Hundreds of Early Fossils Recovered by All-Female Team Promises to Illuminate History of Early Humankind
She might not wear a fedora, carry a bullwhip, or have a paralyzing fear of snakes, but archaeologist Alia Gurtov ’07 is giving Indiana Jones a run for his money as she participates in a once-in-a-lifetime expedition digging up hundreds of ancient fossils.
The eyes of those in the archaeological and anthropological worlds are fixed on the Cradle of Humankind caves outside Johannesburg, South Africa, as Gurtov and her five female colleagues carry out a history-making archaeological excavation, recovering hundreds of early hominin fossils that promise to illuminate the history of early humankind.
The adventure began in October when Lee Berger, a National Geographic Explorer-in-Residence and professor at the University of Witswatersrand in Johannesburg, organized a small exploratory team of cavers to search for fossils in remote sections of the Cradle of Humankind caves.

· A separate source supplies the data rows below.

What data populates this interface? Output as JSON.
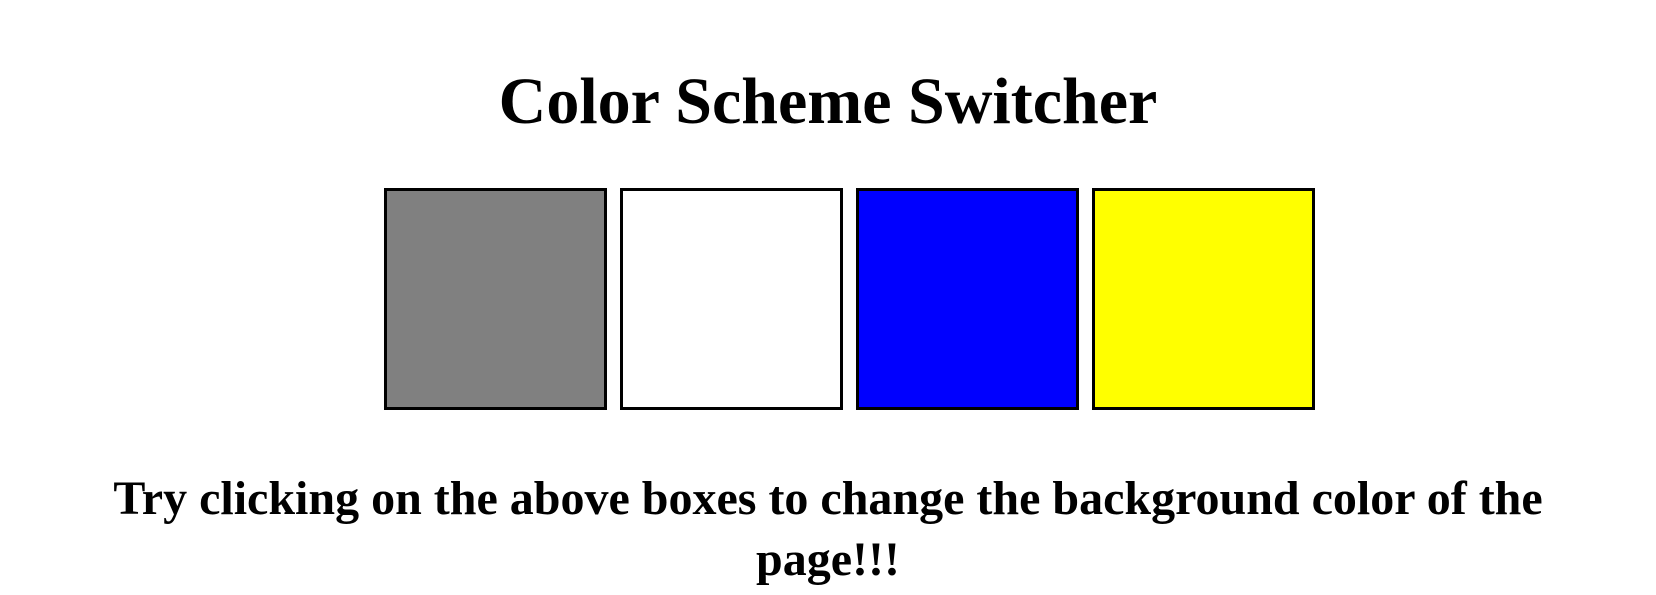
{
  "page": {
    "title": "Color Scheme Switcher",
    "instructions": "Try clicking on the above boxes to change the background color of the page!!!"
  },
  "swatches": [
    {
      "name": "grey",
      "color": "#808080"
    },
    {
      "name": "white",
      "color": "#ffffff"
    },
    {
      "name": "blue",
      "color": "#0000ff"
    },
    {
      "name": "yellow",
      "color": "#ffff00"
    }
  ]
}
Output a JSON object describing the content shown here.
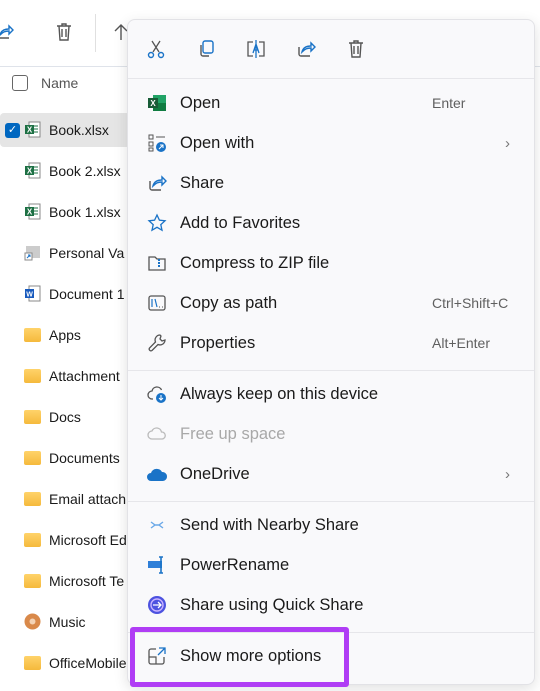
{
  "explorer": {
    "toolbar": [
      {
        "icon": "share-icon"
      },
      {
        "icon": "trash-icon"
      },
      {
        "icon": "arrow-up-icon"
      }
    ],
    "column_header": "Name",
    "files": [
      {
        "name": "Book.xlsx",
        "type": "excel",
        "selected": true
      },
      {
        "name": "Book 2.xlsx",
        "type": "excel"
      },
      {
        "name": "Book 1.xlsx",
        "type": "excel"
      },
      {
        "name": "Personal Va",
        "type": "shortcut"
      },
      {
        "name": "Document 1",
        "type": "word"
      },
      {
        "name": "Apps",
        "type": "folder"
      },
      {
        "name": "Attachment",
        "type": "folder"
      },
      {
        "name": "Docs",
        "type": "folder"
      },
      {
        "name": "Documents",
        "type": "folder"
      },
      {
        "name": "Email attach",
        "type": "folder"
      },
      {
        "name": "Microsoft Ed",
        "type": "folder"
      },
      {
        "name": "Microsoft Te",
        "type": "folder"
      },
      {
        "name": "Music",
        "type": "music"
      },
      {
        "name": "OfficeMobile",
        "type": "folder"
      }
    ]
  },
  "context_menu": {
    "quick_actions": [
      "cut-icon",
      "copy-icon",
      "rename-icon",
      "share-icon",
      "delete-icon"
    ],
    "groups": [
      [
        {
          "label": "Open",
          "shortcut": "Enter",
          "icon": "excel-icon"
        },
        {
          "label": "Open with",
          "submenu": true,
          "icon": "open-with-icon"
        },
        {
          "label": "Share",
          "icon": "share-icon"
        },
        {
          "label": "Add to Favorites",
          "icon": "star-icon"
        },
        {
          "label": "Compress to ZIP file",
          "icon": "zip-folder-icon"
        },
        {
          "label": "Copy as path",
          "shortcut": "Ctrl+Shift+C",
          "icon": "copy-path-icon"
        },
        {
          "label": "Properties",
          "shortcut": "Alt+Enter",
          "icon": "wrench-icon"
        }
      ],
      [
        {
          "label": "Always keep on this device",
          "icon": "cloud-download-icon"
        },
        {
          "label": "Free up space",
          "disabled": true,
          "icon": "cloud-icon"
        },
        {
          "label": "OneDrive",
          "submenu": true,
          "icon": "onedrive-icon"
        }
      ],
      [
        {
          "label": "Send with Nearby Share",
          "icon": "nearby-share-icon"
        },
        {
          "label": "PowerRename",
          "icon": "powerrename-icon"
        },
        {
          "label": "Share using Quick Share",
          "icon": "quick-share-icon"
        }
      ],
      [
        {
          "label": "Show more options",
          "icon": "show-more-icon",
          "highlighted": true
        }
      ]
    ]
  },
  "colors": {
    "accent": "#0067c0",
    "highlight": "#b03df5",
    "excel": "#1d7044"
  }
}
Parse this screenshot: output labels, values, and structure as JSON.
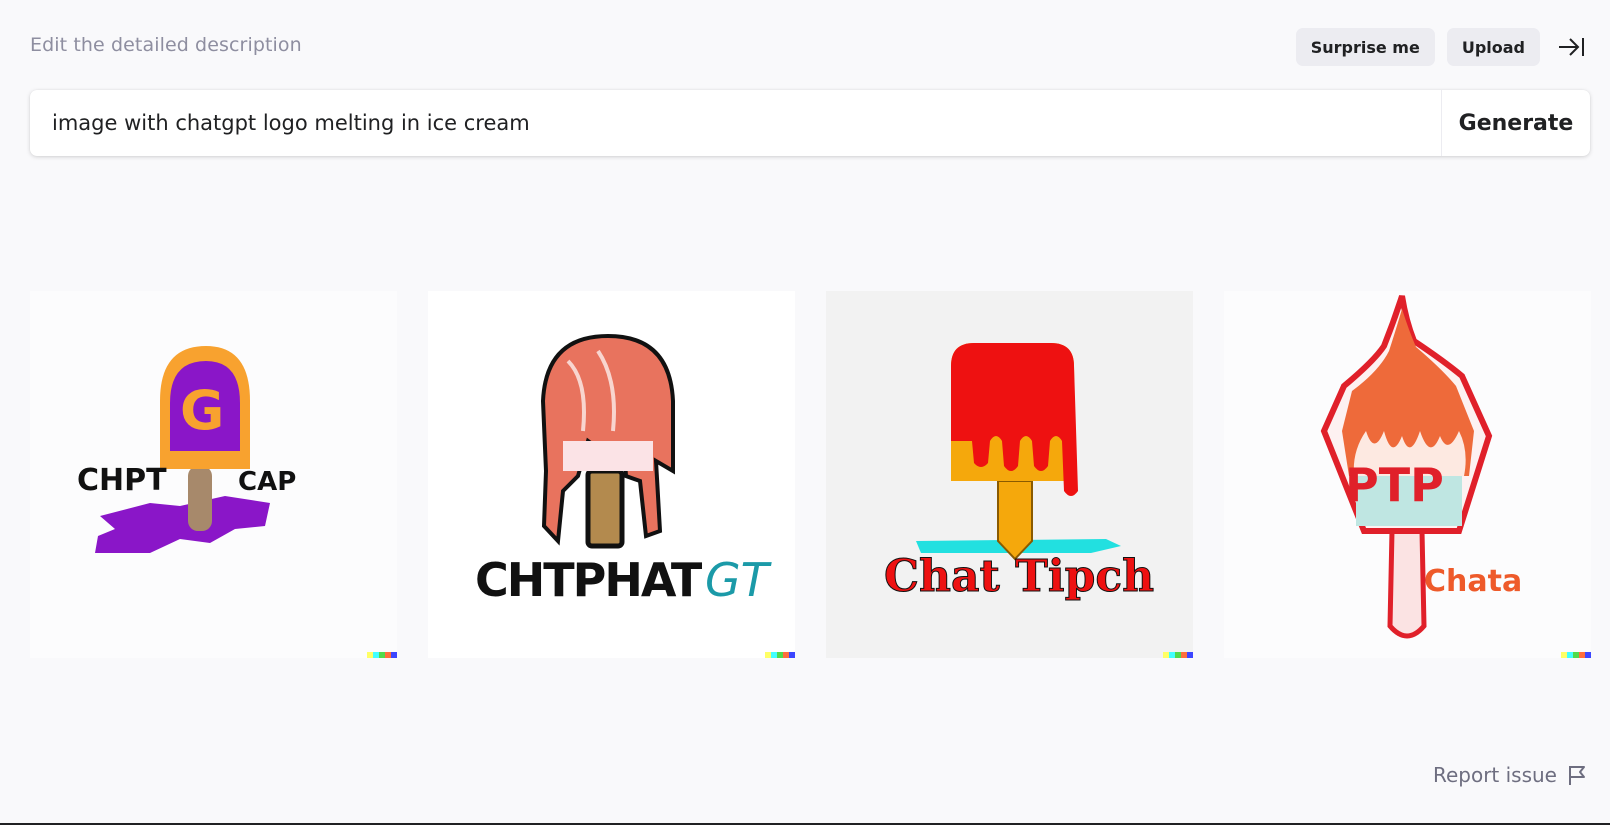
{
  "header": {
    "label": "Edit the detailed description",
    "surprise_label": "Surprise me",
    "upload_label": "Upload"
  },
  "prompt": {
    "value": "image with chatgpt logo melting in ice cream",
    "generate_label": "Generate"
  },
  "gallery": {
    "images": [
      {
        "texts": [
          "CHPT",
          "CAP"
        ],
        "letter": "G"
      },
      {
        "texts": [
          "CHTPHAT",
          "GT"
        ]
      },
      {
        "texts": [
          "Chat Tipch"
        ]
      },
      {
        "texts": [
          "PTP",
          "Chata"
        ]
      }
    ],
    "watermark_colors": [
      "#ffff66",
      "#42ffff",
      "#51da4c",
      "#ff6e3c",
      "#3c46ff"
    ]
  },
  "footer": {
    "report_label": "Report issue"
  }
}
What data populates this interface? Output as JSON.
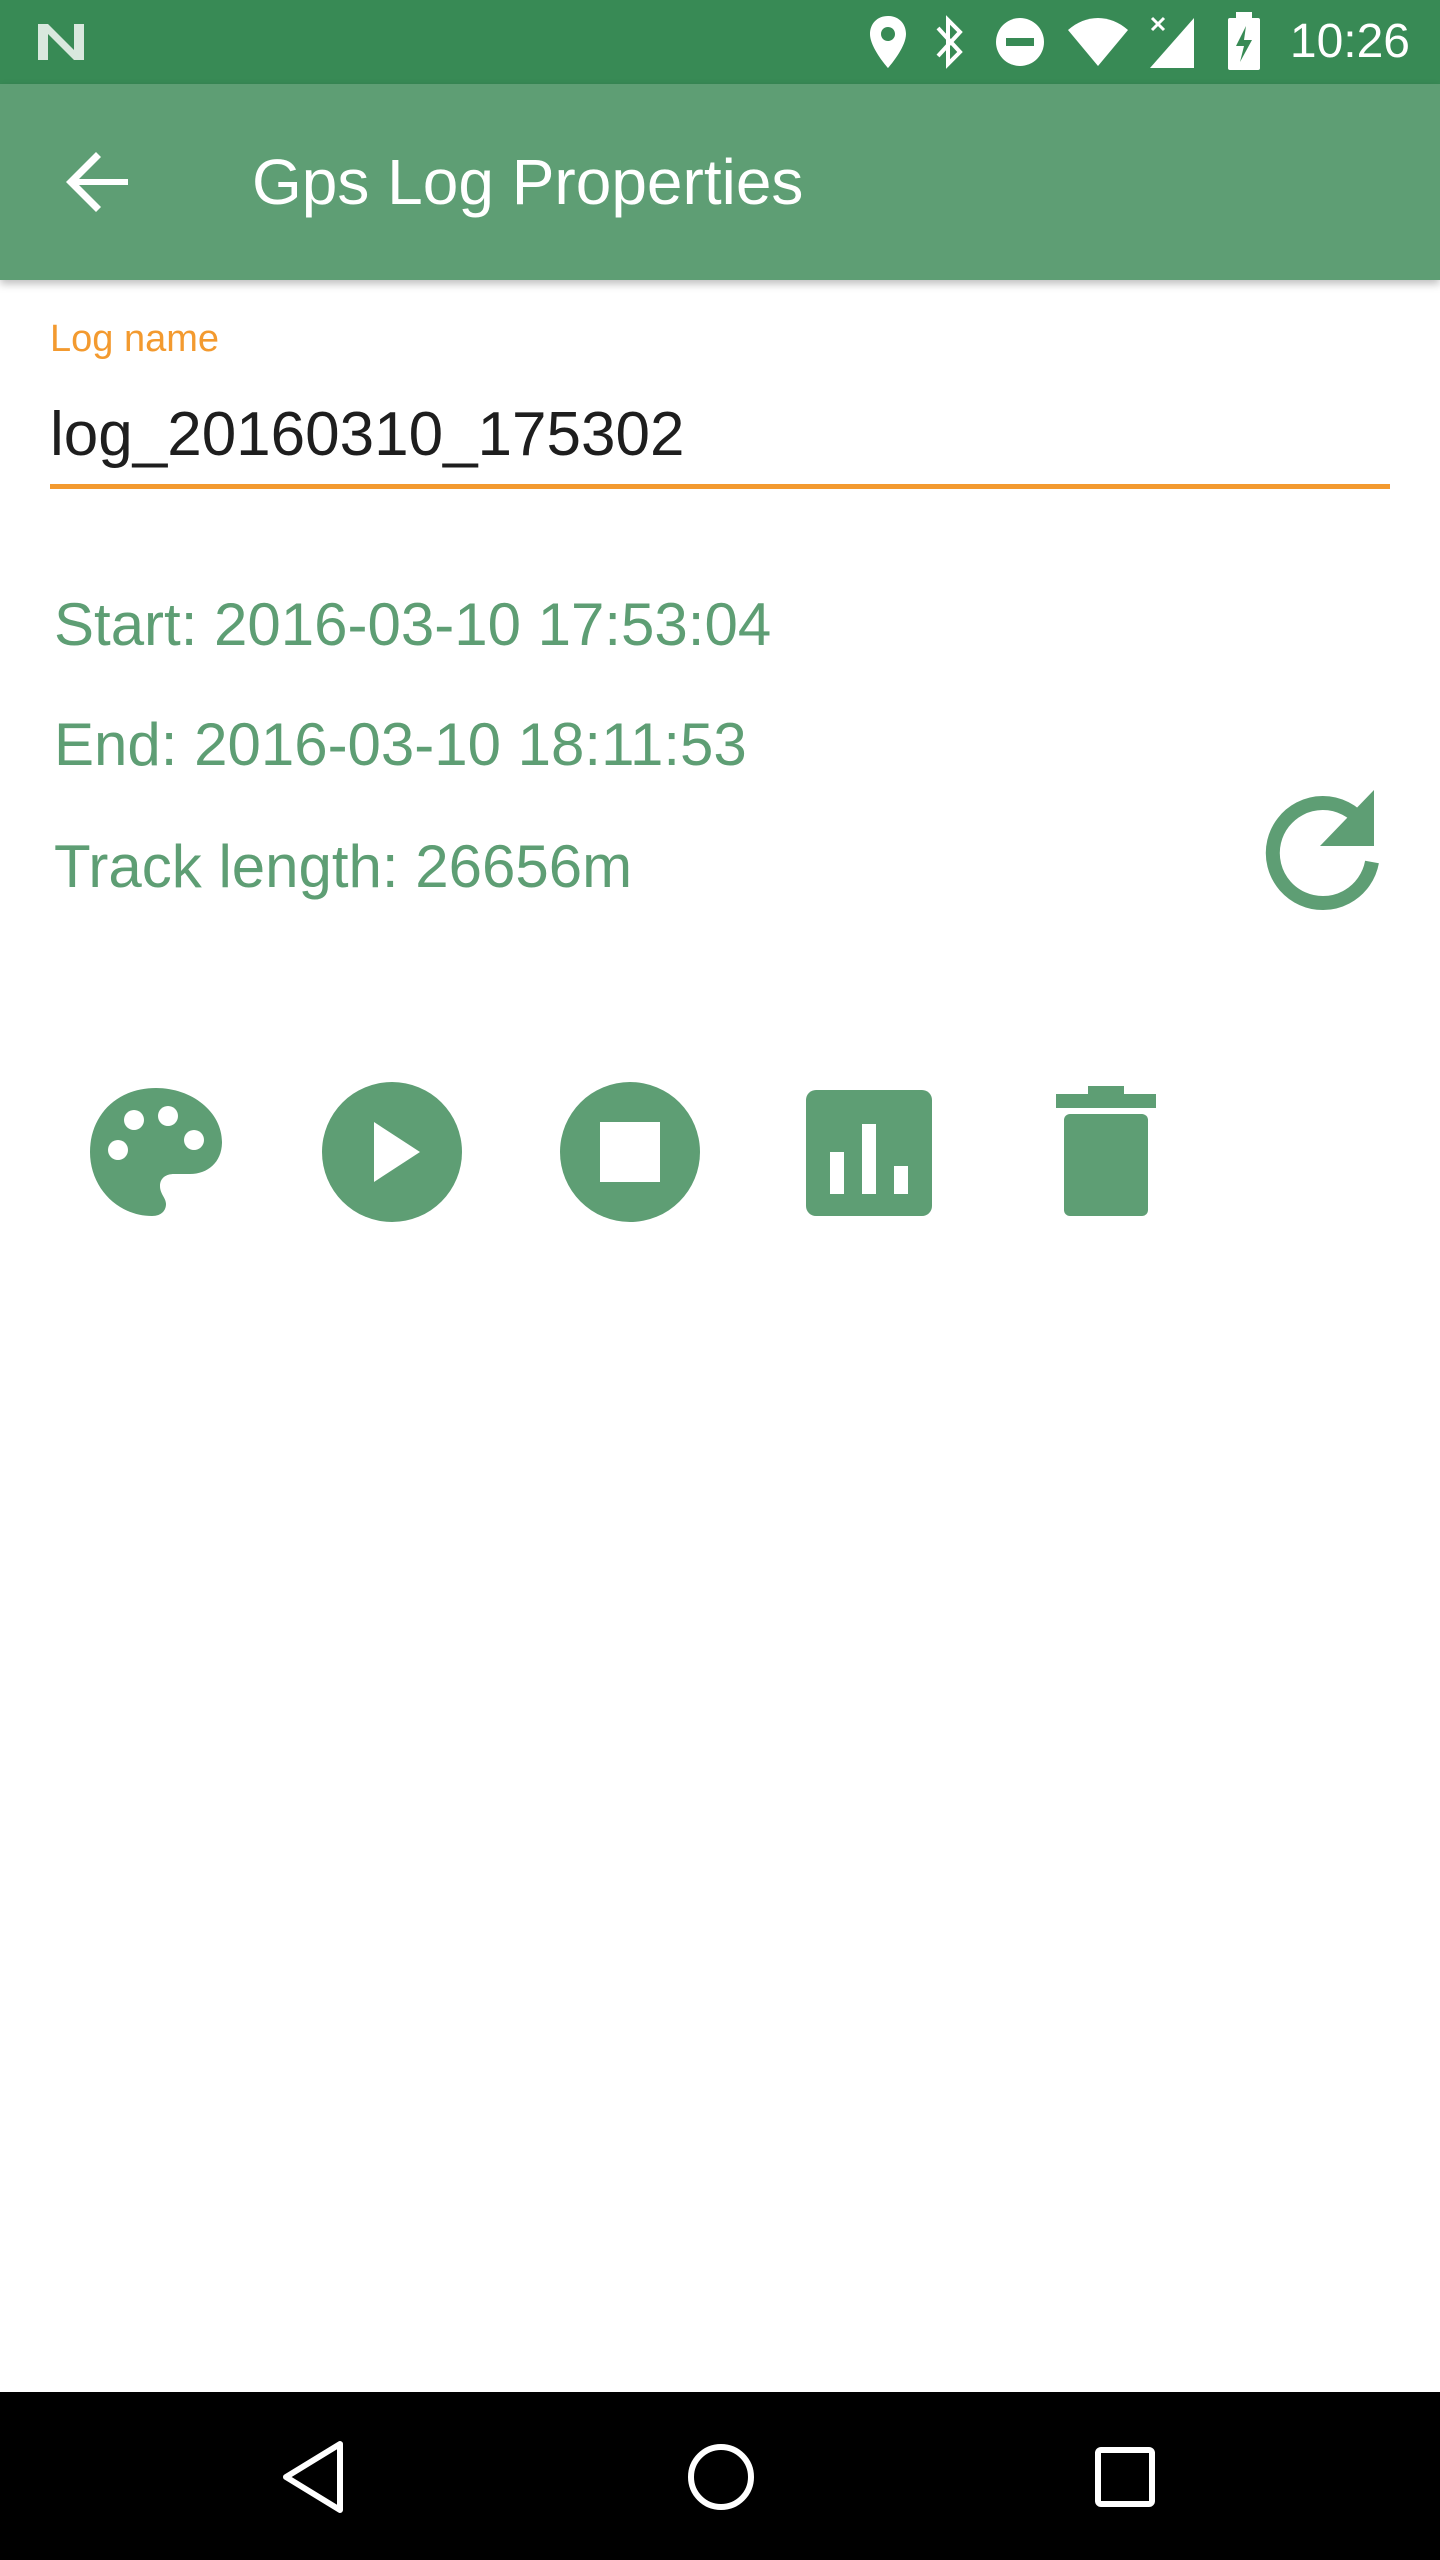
{
  "status_bar": {
    "time": "10:26",
    "icons": [
      "notification-n-icon",
      "location-icon",
      "bluetooth-icon",
      "do-not-disturb-icon",
      "wifi-icon",
      "signal-icon",
      "battery-icon"
    ]
  },
  "app_bar": {
    "title": "Gps Log Properties",
    "back_icon": "arrow-back-icon"
  },
  "form": {
    "log_name_label": "Log name",
    "log_name_value": "log_20160310_175302"
  },
  "info": {
    "start": "Start: 2016-03-10 17:53:04",
    "end": "End: 2016-03-10 18:11:53",
    "track_length": "Track length: 26656m"
  },
  "actions": {
    "refresh_icon": "refresh-icon",
    "buttons": [
      "palette-icon",
      "play-icon",
      "stop-icon",
      "chart-icon",
      "delete-icon"
    ]
  },
  "nav_bar": {
    "buttons": [
      "back-triangle-icon",
      "home-circle-icon",
      "recents-square-icon"
    ]
  },
  "colors": {
    "status_bar": "#388a55",
    "app_bar": "#5e9e74",
    "accent": "#f39a2f",
    "icon_green": "#5e9e74",
    "nav_bar": "#000000"
  }
}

The cavers discovered a cache of fossils buried deep in the "Rising Star" section of the caves. They shared their discovery with the world-famous paleoanthropologist, who then organized an expedition (christened the Rising Star Expedition) to recover the fossils.
Getting into the cave is incredibly difficult, with one dangerous section measuring only 18 centimeters (roughly 7 inches) wide. With this in mind, Berger sent out a call through social media for “experienced archaeologists of small proportions capable of dropping everything to come to South Africa for the month of November.”
Gurtov (third from right in photo) said that when she read Berger’s message, she and her current teammates all “shared the same reaction: Lee Berger is looking for me!”
Gurtov earned her master's degree in archaeology from Leiden University, Netherlands, and has worked and studied in Senegal, Tanzania, and South Africa; she is currently pursuing her Ph.D. in anthropology at the University of Wisconsin in Madison. Before she was a professional archaeologist, however, Gurtov majored in anthropology at Wellesley, taking courses in the same vein as Wellesley 207X: Introduction to Human Evolution.
“The education and mentoring I received at Wellesley College is the foundation for everything I’ve since accomplished in my career,” she said. “Phil Kohl, my adviser, encouraged me to apply for grants; arranged my field season at Dmanisi, Georgia; and gave me all the time and support I could have asked for. Wellesley as a whole provided the environment I needed to develop as a researcher, surrounded by active professors and devoted colleagues.”
Gurtov answered Berger’s call in October, and together with Lindsay Eaves, Elen Feuerriegel, Hannah Morris, Becca Peixotto, and Marina Elliot, won a spot on the expedition and arrived in South Africa in early November. The six excavators were joined by a team of scientists, cavers, volunteers, and supporters from the National Geographic, and joined online by thousands of people around the world who are following the project’s progress with high hopes of learning the secrets on the cave floor.
Gurtov described the first week of the expedition for us.
As I write, the sun is setting on day seven. We’ve fallen into a routine of sorts: breakfast at 6, briefing at 6:30, and the first team into the cave by 7:30. From there, we’re in our own subterranean world. The climb into the cave builds anticipation for the drop into the final chamber. The International Postbox is a squeeze through a space the size of two MRI compartments on end, followed by a jagged ascending ridge called Dragon’s Back. Once at the top, we stage ourselves until Lee Berger, the head of the Rising Star Expedition, gives us the green light to drop down the tight shaft into the hominin room. This final descent accounts for 90 percent of the bruises on our arms and legs, each one proudly earned. At this point, we six advanced scientists stand where few people have ever entered.
It wasn’t until the first time I entered the hominin chamber that the enormity of this discovery hit me and I had to take several deep breaths to keep from blurring my vision. The quantity of ancient human bones lying on the surface is enough to drop anyone’s jaw, including the hominin whose hemi-mandible we picked up first. Dr. Berger has described our careful tiptoeing around fossils as a moonwalk in low gravity.
As of this posting on November 25, Gurtov and her team have excavated over 1,000 hominid fossils, with untold numbers expected to emerge with time. The fossils are from multiple individuals of unclear age and species, both of which will require extensive study and analysis in order to determine.
The archaeological dig is fundamentally an expedition of discovery yet Gurtov says that there’s another, “equally important” purpose involved: reaching the next generation of scientists, especially girls. The National Geographic has promoted the expedition’s activities in a variety of ways, including organizing a Skype session with the archaeologists and a classroom of third graders in Rhode Island. “This is a tradition we hope to continue,” said Gurtov, “and we six scientists, women all, are looking for other opportunities to encourage girls and women to seek careers in science. This would be the greatest accomplishment.”
To keep updated on the Rising Star Expedition, read the National Geographic blog and follow Gurtov on Twitter @AGurtov, Lee Berger @LeeRBerger, and the hashtag #risingstarexpedition.